Around this time last year, Health and Human Services (HHS) Secretary Kathleen Sebelius came under fire for making a series of calls to private companies and a foundation requesting support for Enroll America, a non-profit organization dedicated to boosting enrollment in health coverage under the Affordable Care Act.
The calls were questionable because Sebelius was reportedly calling companies that HHS regulated, and because Enroll America is run by a former Obama administration campaign staffer and HHS political appointee.
The Government Accountability Office (GAO) investigated the incident and released its report to the public yesterday. The report doesn't attempt to judge the legality of the HHS secretary's actions, but focuses instead on establishing the facts of the matter.
Here's the short version: Between January and April 2013, Sebelius called five outside groups and requested that they provide either financial or technical assistance to Enroll America. In the months following the calls, one of those groups, the Robert Wood Johnson Foundation (RWJF), gave Enroll America two grants totaling $13 million.
Sebelius wasn't the only government official who spoke with RWJF about supporting Enroll America. The former White House deputy assistant to the president for health policy—Jeanne Lambrew, who is identified in the report only by her title—also spoke with the foundation about the need to raise $30 million to finance outreach efforts surrounding the health care law. Lawbrew didn't name a specific amount. But she "indicated a hope that RWJF would provide a significant financial contribution to support such efforts."
Basically, the administration asked, and then, some time later, RWJF gave.
Was there a relationship between the request and the funding? The foundation claims there wasn't. An RWJF representative who spoke to the GAO said that the "two grants were not made in response to the Secretary's call." The foundation representative also noted that RWJF had supported the creation of Enroll America, and, prior to the call from Sebelius, provided an early grant for the group's strategic planning.
Fair enough, I suppose: RWJF, a foundation that supports lots of work in the health policy realm, had an existing relationship with Enroll America, and it's certainly plausible that they might have donated anyway.
What the report really underscores, though, is how closely linked the Obama administration is with Enroll America. The GAO looked into whether HHS was aware that RWJF had donated following the call from Sebelius, and HHS responded that while there was no official tracking, staffers had heard about the donation.
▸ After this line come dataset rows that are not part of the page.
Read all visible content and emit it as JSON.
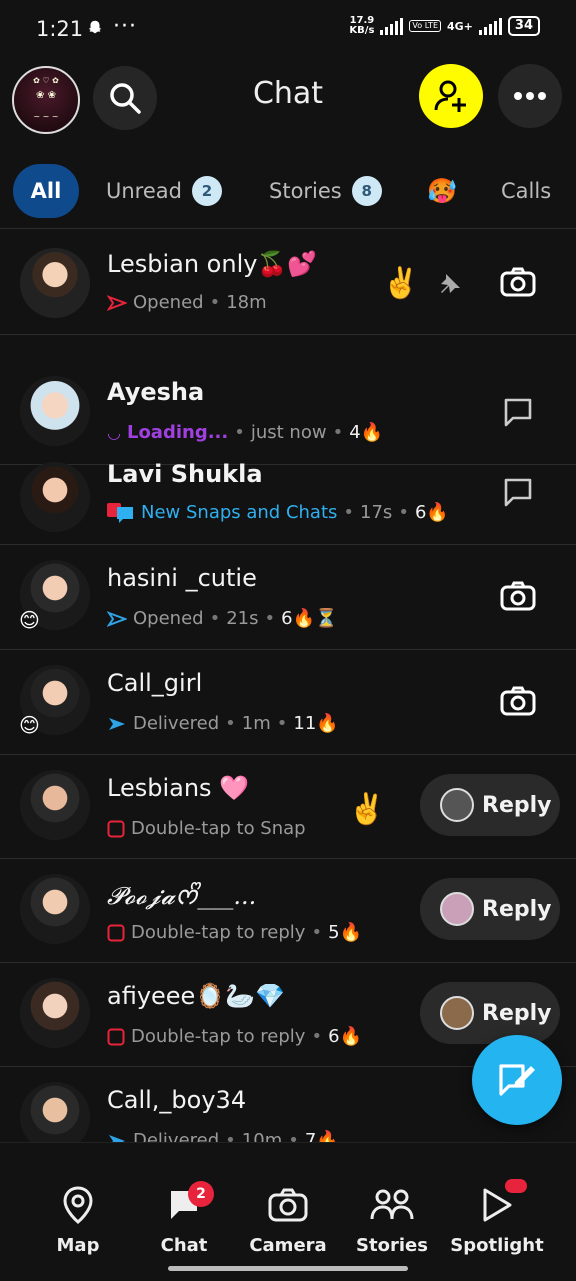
{
  "status_bar": {
    "time": "1:21",
    "dots": "···",
    "net_speed_top": "17.9",
    "net_speed_bottom": "KB/s",
    "volte": "Vo LTE",
    "network": "4G+",
    "battery": "34"
  },
  "header": {
    "title": "Chat"
  },
  "tabs": [
    {
      "label": "All"
    },
    {
      "label": "Unread",
      "badge": "2"
    },
    {
      "label": "Stories",
      "badge": "8"
    },
    {
      "label": "🥵"
    },
    {
      "label": "Calls"
    }
  ],
  "chats": [
    {
      "name": "Lesbian only🍒💕",
      "status": "Opened",
      "time": "18m",
      "side_emoji": "✌️",
      "pinned": true,
      "action": "camera"
    },
    {
      "name": "Ayesha",
      "status": "Loading...",
      "time": "just now",
      "streak": "4🔥",
      "action": "chat"
    },
    {
      "name": "Lavi Shukla",
      "status": "New Snaps and Chats",
      "time": "17s",
      "streak": "6🔥",
      "action": "chat"
    },
    {
      "name": "hasini _cutie",
      "status": "Opened",
      "time": "21s",
      "streak": "6🔥⏳",
      "action": "camera"
    },
    {
      "name": "Call_girl",
      "status": "Delivered",
      "time": "1m",
      "streak": "11🔥",
      "action": "camera"
    },
    {
      "name": "Lesbians 🩷",
      "status": "Double-tap to Snap",
      "side_emoji": "✌️",
      "action": "Reply"
    },
    {
      "name": "𝓟𝓸𝓸𝓳𝓪ᰔᩚ___...",
      "status": "Double-tap to reply",
      "streak": "5🔥",
      "action": "Reply"
    },
    {
      "name": "afiyeee🪞🦢💎",
      "status": "Double-tap to reply",
      "streak": "6🔥",
      "action": "Reply"
    },
    {
      "name": "Call,_boy34",
      "status": "Delivered",
      "time": "10m",
      "streak": "7🔥",
      "action": "chat"
    }
  ],
  "bottom_nav": [
    {
      "label": "Map"
    },
    {
      "label": "Chat",
      "badge": "2"
    },
    {
      "label": "Camera"
    },
    {
      "label": "Stories"
    },
    {
      "label": "Spotlight"
    }
  ],
  "colors": {
    "accent_yellow": "#FFFC00",
    "all_tab": "#0E4A8C",
    "fab": "#24B4F0",
    "opened_red": "#E8243C",
    "opened_blue": "#2FA3E8",
    "loading_purple": "#A040E0",
    "new_snaps_blue": "#2FB0F0"
  }
}
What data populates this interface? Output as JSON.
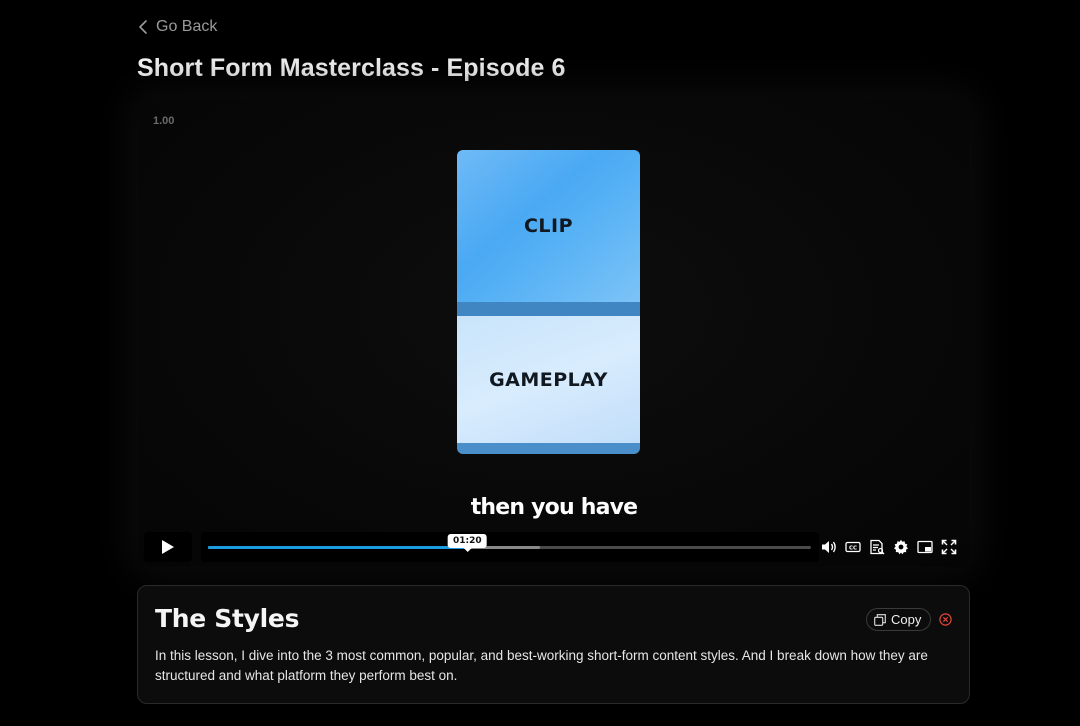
{
  "nav": {
    "back_label": "Go Back"
  },
  "page": {
    "title": "Short Form Masterclass - Episode 6"
  },
  "video": {
    "speed_label": "1.00",
    "phone_top_label": "CLIP",
    "phone_bottom_label": "GAMEPLAY",
    "caption": "then you have",
    "current_time": "01:20",
    "progress_fraction": 0.43,
    "buffered_fraction": 0.55,
    "controls": [
      "play-icon",
      "volume-icon",
      "closed-captions-icon",
      "transcript-icon",
      "settings-icon",
      "picture-in-picture-icon",
      "fullscreen-icon"
    ],
    "accent_color": "#1b9be0"
  },
  "lesson": {
    "title": "The Styles",
    "copy_label": "Copy",
    "close_color": "#e0453a",
    "description": "In this lesson, I dive into the 3 most common, popular, and best-working short-form content styles. And I break down how they are structured and what platform they perform best on."
  }
}
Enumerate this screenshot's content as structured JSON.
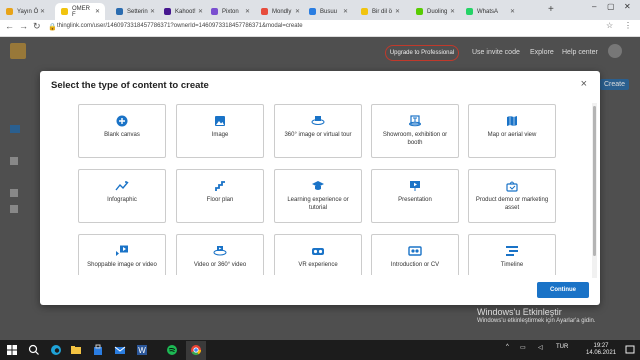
{
  "browser": {
    "tabs": [
      {
        "label": "Yayın Ö",
        "color": "#e8a317"
      },
      {
        "label": "OMER F",
        "color": "#f1c40f"
      },
      {
        "label": "Setterin",
        "color": "#2b6cb0"
      },
      {
        "label": "Kahoot!",
        "color": "#46178f"
      },
      {
        "label": "Pixton",
        "color": "#7a4fd0"
      },
      {
        "label": "Mondly",
        "color": "#e74c3c"
      },
      {
        "label": "Busuu",
        "color": "#2a7de1"
      },
      {
        "label": "Bir dil ö",
        "color": "#f1c40f"
      },
      {
        "label": "Duoling",
        "color": "#58cc02"
      },
      {
        "label": "WhatsA",
        "color": "#25d366"
      }
    ],
    "new_tab": "+",
    "url": "thinglink.com/user/1460973318457786371?ownerId=1460973318457786371&modal=create"
  },
  "page": {
    "upgrade_label": "Upgrade to Professional",
    "invite_label": "Use invite code",
    "explore_label": "Explore",
    "help_label": "Help center",
    "create_label": "Create"
  },
  "modal": {
    "title": "Select the type of content to create",
    "close": "×",
    "continue_label": "Continue",
    "items": [
      {
        "label": "Blank canvas",
        "icon": "plus-circle"
      },
      {
        "label": "Image",
        "icon": "image"
      },
      {
        "label": "360° image or virtual tour",
        "icon": "360"
      },
      {
        "label": "Showroom, exhibition or booth",
        "icon": "showroom"
      },
      {
        "label": "Map or aerial view",
        "icon": "map"
      },
      {
        "label": "Infographic",
        "icon": "infographic"
      },
      {
        "label": "Floor plan",
        "icon": "floor-plan"
      },
      {
        "label": "Learning experience or tutorial",
        "icon": "graduation"
      },
      {
        "label": "Presentation",
        "icon": "presentation"
      },
      {
        "label": "Product demo or marketing asset",
        "icon": "bag"
      },
      {
        "label": "Shoppable image or video",
        "icon": "shoppable"
      },
      {
        "label": "Video or 360° video",
        "icon": "video-360"
      },
      {
        "label": "VR experience",
        "icon": "vr"
      },
      {
        "label": "Introduction or CV",
        "icon": "cv"
      },
      {
        "label": "Timeline",
        "icon": "timeline"
      }
    ]
  },
  "watermark": {
    "title": "Windows'u Etkinleştir",
    "subtitle": "Windows'u etkinleştirmek için Ayarlar'a gidin."
  },
  "taskbar": {
    "time": "19:27",
    "date": "14.06.2021"
  },
  "accent_color": "#1a73c7"
}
How did they find out? From Enroll America, which told GAO that "they had an ongoing relationship with HHS and likely discussed which organizations had decided to contribute."
So Enroll America is an organization run by a former HHS and Obama campaign staffer, dedicated to boosting participation in the Obama administration's most prominent legislative achievement, and which meets with senior White House officials and maintains an ongoing relationship with a key administration agency. It's no wonder the cabinet-level head of this agency makes fundraising calls in support of this organization. It's practically an arm of the administration.
Is this arrangement uncommon? Perhaps in some of the particulars, but in general, no, it's not entirely unusual for administrations to work closely with friendly outside groups. But it's rare to see the inner workings detailed so clearly.